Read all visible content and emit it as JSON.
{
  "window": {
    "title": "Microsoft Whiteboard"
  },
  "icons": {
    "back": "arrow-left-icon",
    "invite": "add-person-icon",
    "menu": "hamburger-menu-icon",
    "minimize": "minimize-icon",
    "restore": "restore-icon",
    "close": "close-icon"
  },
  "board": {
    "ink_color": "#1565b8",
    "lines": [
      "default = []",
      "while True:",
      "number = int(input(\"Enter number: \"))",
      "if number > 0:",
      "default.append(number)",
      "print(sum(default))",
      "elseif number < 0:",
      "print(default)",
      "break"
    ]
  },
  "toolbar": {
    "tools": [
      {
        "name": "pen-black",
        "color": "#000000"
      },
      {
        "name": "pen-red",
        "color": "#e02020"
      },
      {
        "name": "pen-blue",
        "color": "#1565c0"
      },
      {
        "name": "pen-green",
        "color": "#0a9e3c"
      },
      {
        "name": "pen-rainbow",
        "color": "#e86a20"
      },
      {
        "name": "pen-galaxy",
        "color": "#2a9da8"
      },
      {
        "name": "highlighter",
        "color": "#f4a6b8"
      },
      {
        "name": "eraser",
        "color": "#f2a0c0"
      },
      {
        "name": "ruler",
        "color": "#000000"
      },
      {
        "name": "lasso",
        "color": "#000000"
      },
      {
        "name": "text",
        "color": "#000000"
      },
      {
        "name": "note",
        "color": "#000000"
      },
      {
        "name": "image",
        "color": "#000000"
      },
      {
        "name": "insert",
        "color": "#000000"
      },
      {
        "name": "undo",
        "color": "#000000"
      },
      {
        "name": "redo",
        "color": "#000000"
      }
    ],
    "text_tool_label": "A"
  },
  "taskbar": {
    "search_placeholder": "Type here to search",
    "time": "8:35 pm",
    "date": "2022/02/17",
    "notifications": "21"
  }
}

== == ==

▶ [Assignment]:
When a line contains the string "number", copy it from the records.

▶ [Answer area]:
      "number = int(input(\"Enter number: \"))",
      "if number > 0:",
      "default.append(number)",
      "elseif number < 0:",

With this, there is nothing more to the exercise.